The junior college was a 3 storey building with nothing except for poorly ventilated rooms and stinky washrooms. There was no ground, no canteen. One day one of the girls fell sick, and she had to go home, her parents had come to pick her up and the floor in charge/Prison Warden refused to let her go. She insisted she would take care of her. We knew that it was unfair but by then we became experts in playing by the rules and would never raise an eyebrow against authority.

We were always told that we were lucky to get what everyone was just dreaming of. In the process we lost the art of questioning, interrupting a lecture when things weren’t clear and being bold to disagree with someone even if it was a teacher.

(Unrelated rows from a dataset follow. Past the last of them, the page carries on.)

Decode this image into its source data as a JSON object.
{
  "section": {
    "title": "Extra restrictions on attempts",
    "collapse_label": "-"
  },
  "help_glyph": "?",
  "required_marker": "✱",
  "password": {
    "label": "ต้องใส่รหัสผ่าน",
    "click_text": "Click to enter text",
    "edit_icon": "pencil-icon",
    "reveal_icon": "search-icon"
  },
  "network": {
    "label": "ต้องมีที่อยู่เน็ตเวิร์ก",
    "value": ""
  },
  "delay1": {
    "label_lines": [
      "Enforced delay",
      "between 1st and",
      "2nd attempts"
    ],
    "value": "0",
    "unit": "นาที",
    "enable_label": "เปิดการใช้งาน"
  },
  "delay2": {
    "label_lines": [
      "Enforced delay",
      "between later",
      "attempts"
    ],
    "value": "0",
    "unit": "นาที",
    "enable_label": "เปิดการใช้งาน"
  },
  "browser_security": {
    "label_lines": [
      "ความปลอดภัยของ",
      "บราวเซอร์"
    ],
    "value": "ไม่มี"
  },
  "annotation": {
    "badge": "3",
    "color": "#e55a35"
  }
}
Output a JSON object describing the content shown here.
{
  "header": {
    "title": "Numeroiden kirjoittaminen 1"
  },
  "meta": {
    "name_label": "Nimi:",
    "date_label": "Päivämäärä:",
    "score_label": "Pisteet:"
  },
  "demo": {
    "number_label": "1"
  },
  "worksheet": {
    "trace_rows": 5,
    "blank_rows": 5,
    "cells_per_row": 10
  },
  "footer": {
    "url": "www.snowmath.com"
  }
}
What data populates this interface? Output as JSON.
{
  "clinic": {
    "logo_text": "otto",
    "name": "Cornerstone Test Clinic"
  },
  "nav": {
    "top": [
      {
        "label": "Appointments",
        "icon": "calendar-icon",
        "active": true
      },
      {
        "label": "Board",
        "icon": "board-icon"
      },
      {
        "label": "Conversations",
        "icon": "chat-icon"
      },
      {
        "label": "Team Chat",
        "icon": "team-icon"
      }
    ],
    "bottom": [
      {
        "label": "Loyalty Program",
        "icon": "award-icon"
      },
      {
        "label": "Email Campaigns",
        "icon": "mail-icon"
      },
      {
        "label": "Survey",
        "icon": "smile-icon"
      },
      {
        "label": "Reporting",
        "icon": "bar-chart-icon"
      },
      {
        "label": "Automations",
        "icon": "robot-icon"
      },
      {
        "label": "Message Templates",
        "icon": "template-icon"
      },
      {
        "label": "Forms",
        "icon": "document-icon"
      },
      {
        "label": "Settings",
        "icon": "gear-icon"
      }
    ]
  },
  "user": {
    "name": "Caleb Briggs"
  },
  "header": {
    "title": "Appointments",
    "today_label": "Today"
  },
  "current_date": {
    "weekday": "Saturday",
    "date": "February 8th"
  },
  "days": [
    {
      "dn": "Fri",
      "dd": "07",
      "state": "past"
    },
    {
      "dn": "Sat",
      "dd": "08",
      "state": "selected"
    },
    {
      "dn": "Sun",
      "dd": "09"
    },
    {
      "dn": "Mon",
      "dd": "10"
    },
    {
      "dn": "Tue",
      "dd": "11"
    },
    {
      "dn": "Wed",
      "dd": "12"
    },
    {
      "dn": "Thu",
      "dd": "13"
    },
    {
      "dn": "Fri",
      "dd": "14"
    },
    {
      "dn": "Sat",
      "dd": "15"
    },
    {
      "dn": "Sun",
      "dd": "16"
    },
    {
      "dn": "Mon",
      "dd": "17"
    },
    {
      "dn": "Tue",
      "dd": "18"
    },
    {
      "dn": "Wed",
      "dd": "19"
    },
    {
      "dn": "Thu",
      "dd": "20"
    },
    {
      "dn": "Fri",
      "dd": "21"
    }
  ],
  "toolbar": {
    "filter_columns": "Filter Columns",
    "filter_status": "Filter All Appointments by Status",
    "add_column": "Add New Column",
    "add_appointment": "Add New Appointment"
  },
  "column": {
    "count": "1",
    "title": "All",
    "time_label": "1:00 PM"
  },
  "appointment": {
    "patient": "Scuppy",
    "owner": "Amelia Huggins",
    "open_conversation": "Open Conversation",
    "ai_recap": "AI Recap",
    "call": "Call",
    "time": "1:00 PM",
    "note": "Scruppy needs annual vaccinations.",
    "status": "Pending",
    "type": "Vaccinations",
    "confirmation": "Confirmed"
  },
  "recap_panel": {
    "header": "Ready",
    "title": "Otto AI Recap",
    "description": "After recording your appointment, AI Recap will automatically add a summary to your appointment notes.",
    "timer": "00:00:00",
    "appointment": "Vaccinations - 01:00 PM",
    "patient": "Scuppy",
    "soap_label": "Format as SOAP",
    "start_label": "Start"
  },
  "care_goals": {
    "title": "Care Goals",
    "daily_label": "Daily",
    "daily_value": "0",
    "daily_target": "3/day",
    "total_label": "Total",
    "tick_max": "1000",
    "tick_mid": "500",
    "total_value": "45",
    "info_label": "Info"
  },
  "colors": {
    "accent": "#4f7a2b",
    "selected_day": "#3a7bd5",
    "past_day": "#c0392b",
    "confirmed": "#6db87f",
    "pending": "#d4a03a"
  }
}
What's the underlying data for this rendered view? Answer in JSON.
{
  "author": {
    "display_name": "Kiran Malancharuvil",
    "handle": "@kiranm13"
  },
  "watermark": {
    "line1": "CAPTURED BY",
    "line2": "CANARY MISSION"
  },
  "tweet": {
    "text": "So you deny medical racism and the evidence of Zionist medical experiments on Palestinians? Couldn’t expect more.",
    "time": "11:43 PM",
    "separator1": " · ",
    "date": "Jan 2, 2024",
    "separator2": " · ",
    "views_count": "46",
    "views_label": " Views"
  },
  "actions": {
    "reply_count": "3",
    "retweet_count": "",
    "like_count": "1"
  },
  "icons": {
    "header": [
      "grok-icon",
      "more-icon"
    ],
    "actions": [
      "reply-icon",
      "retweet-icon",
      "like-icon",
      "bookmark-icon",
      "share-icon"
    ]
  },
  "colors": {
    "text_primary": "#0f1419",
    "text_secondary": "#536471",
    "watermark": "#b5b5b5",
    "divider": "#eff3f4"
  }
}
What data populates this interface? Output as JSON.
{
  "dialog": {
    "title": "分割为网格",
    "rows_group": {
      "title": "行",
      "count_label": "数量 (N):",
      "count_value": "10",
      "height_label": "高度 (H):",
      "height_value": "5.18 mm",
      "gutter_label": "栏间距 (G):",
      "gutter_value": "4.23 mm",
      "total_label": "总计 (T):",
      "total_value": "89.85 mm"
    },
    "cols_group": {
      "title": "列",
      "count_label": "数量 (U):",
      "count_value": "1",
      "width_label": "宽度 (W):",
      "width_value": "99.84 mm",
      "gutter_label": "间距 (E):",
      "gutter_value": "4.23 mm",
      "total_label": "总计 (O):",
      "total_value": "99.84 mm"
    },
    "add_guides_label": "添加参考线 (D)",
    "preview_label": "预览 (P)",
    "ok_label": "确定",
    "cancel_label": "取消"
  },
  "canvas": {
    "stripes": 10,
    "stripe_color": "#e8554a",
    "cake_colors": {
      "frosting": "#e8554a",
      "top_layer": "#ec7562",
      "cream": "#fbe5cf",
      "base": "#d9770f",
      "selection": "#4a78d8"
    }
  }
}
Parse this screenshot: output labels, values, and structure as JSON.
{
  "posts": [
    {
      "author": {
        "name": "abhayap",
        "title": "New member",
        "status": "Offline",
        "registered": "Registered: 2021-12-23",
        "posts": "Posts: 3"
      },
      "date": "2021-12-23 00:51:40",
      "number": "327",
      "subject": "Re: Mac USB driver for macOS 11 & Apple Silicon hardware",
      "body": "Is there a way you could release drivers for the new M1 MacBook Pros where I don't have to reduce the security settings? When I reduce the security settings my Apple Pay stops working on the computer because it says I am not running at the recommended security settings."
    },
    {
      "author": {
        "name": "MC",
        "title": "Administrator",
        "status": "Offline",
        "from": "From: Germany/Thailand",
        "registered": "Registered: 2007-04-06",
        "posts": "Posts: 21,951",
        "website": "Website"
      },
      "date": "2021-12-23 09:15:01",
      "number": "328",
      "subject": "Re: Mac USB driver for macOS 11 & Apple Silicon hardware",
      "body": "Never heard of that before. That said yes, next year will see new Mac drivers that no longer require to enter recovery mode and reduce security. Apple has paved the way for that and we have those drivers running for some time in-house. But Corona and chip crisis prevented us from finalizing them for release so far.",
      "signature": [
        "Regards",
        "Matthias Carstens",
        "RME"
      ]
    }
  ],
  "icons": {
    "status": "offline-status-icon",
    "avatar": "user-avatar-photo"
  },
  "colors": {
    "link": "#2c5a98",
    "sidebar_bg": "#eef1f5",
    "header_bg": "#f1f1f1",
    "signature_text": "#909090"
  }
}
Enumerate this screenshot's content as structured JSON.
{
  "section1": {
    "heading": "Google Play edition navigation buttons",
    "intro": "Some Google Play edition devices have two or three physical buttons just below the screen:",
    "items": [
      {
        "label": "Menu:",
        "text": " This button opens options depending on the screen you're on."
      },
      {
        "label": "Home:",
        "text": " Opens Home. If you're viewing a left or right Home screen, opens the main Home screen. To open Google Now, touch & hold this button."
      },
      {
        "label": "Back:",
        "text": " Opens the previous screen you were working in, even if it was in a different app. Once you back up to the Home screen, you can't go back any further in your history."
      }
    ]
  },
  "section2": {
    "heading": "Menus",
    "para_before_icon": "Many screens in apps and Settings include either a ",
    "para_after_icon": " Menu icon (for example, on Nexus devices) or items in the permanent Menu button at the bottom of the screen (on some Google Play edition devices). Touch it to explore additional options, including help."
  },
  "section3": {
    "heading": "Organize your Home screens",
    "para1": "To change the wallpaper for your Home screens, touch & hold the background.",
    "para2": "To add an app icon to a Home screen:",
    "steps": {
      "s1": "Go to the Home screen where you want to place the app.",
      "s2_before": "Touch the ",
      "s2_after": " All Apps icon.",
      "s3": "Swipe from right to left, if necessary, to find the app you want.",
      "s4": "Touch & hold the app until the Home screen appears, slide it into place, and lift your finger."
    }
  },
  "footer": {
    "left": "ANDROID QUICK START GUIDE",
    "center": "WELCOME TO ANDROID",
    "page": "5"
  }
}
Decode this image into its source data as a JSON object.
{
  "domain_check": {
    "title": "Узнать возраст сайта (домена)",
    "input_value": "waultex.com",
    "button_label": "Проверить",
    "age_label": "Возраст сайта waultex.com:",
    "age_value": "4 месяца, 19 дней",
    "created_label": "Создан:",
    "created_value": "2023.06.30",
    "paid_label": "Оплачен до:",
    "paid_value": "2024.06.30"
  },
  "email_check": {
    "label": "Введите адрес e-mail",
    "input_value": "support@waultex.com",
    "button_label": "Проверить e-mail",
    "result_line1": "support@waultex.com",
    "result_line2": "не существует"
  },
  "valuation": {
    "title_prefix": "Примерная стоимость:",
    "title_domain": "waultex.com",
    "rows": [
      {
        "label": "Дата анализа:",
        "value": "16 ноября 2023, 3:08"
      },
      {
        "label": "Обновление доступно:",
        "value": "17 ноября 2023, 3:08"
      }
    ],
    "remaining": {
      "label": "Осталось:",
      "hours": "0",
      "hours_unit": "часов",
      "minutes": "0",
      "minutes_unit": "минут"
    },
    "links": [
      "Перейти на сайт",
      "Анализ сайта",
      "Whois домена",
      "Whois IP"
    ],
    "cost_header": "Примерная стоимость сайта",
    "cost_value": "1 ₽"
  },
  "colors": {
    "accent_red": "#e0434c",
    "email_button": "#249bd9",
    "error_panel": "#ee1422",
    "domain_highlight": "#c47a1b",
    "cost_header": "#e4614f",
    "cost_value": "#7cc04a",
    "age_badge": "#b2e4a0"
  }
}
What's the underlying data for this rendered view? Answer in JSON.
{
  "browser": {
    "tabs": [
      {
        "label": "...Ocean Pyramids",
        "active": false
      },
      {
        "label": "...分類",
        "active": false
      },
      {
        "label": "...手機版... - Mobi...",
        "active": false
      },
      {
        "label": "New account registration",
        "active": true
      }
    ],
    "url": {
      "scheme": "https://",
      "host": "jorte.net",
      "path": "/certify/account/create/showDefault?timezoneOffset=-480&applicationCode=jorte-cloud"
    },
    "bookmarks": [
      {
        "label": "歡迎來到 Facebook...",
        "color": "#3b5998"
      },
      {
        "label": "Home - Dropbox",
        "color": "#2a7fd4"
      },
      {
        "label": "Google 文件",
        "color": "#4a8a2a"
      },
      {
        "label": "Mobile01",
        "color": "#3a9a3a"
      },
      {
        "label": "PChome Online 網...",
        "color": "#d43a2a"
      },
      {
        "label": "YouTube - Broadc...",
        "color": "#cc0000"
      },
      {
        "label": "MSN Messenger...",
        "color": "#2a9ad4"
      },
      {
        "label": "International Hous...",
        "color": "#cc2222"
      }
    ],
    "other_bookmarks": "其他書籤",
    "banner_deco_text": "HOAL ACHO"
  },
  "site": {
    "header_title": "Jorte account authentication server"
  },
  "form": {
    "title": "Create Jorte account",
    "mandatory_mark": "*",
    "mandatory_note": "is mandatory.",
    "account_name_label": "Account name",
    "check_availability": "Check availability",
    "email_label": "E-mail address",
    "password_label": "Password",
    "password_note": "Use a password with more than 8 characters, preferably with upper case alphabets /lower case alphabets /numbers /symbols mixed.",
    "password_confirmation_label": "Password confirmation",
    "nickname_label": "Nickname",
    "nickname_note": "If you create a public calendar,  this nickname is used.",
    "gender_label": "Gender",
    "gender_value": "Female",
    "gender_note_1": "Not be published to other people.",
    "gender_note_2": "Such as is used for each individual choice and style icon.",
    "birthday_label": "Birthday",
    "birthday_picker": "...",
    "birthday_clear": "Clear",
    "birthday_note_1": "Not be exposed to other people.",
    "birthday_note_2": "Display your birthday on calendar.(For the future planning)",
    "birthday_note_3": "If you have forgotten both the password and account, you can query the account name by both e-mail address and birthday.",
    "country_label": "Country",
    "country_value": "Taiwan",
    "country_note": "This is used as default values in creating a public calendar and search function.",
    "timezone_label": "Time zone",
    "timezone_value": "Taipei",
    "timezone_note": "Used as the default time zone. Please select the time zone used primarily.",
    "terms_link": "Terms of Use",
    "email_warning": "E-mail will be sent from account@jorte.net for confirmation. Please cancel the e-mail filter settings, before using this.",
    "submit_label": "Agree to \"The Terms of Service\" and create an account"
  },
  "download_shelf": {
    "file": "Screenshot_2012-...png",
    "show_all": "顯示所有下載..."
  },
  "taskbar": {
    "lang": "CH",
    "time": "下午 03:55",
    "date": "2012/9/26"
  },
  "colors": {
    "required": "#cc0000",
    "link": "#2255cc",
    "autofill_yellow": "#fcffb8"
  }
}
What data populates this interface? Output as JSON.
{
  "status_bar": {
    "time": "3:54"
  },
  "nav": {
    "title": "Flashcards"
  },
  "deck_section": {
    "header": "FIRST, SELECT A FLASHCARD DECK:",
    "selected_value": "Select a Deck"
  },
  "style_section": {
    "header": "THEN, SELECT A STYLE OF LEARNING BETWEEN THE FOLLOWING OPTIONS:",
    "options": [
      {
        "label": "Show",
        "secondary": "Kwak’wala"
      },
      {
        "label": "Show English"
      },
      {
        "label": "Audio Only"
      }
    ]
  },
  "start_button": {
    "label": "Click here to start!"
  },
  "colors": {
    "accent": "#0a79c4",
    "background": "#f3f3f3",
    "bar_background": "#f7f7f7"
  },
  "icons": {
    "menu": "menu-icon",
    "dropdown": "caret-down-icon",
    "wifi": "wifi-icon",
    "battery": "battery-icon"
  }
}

Playing by the rules secured your grades, ensured you get a recommendation letter if you wanted to study abroad. Years later when I see the same behaviour replicated at an office I can see that there is a training given at young age of listening to authority and fitting in. And this model of education finds a replica in several parts of India especially in the non-elite schools.

The outliers are totally curbed in this process. There was a girl in Junior college who used to make designs for apparel (Sketch them) but she would always hide them. In that junior college there wasn’t place for anything except for Science and Mathematics. Years later a brilliant professor at a B-School said “Inventions happen at intersection points “so by eliminating the possibility of anything except science, the junior college had made us very limited in our ability to invent.

College and the internet, brought a sea-change in what we thought was right and what wasn’t. I remember watching movies like Easy-A, Twilight (Guilty) and I was amazed that a school could be like that. There is a scene in Twilight where Bella and Edward are observing Meiosis and Mitosis on a telescope (Of course there is also a lot of romance in the air), but I hadn’t ever imagined that it was something you could see. I always thought that it was something that a scientist (Oscar Hertwig) imagined in his head and since there was nothing to disprove his thought it was accepted as common reality.

Put a 15-year-old in a cramped room and dump her with Physics, she is going to have a tough time comprehending things she cannot see, only practical demonstration for me was a projectile, when a friend ate a fruit which had a seed in it and spat it yelling “Projectile “, we all played along, and all of us understood what a projectile was that day. (We also had to clean-up after that)

When I met a friend who had an education outside India she told me how hands-on her experience was, despite the challenges in the Indian Education system it produces some of the pioneers in academics, but these people were some of the brightest ones in their class, what about the rest?

Everyday thousands of Indian schools and junior college which aims to produce the smartest and the brightest, while there are a hand-full of kids who pass through there are several others who give up on the system, choosing instead to accept that they are mediocre, as they grow up there is a lot of self-doubt that creeps in and they attach an undue importance to academic success

The internet is an amazing tool with online courses and DIY videos that have a brought a fundamental shift in the way kids think, but it’s time for schools to ramp up. Maybe focus on Quality over Quantity of education and give all kids a right education instead of a mere right to education.

It is a not as simple as getting kids to school and having the basic infra and teachers for every subject, it is a multidimensional, it involves children growing up with perspective and problem solving ability, while having environmental concerns, and it is about exposing them to a world of opportunities early on , and brewing curiosity.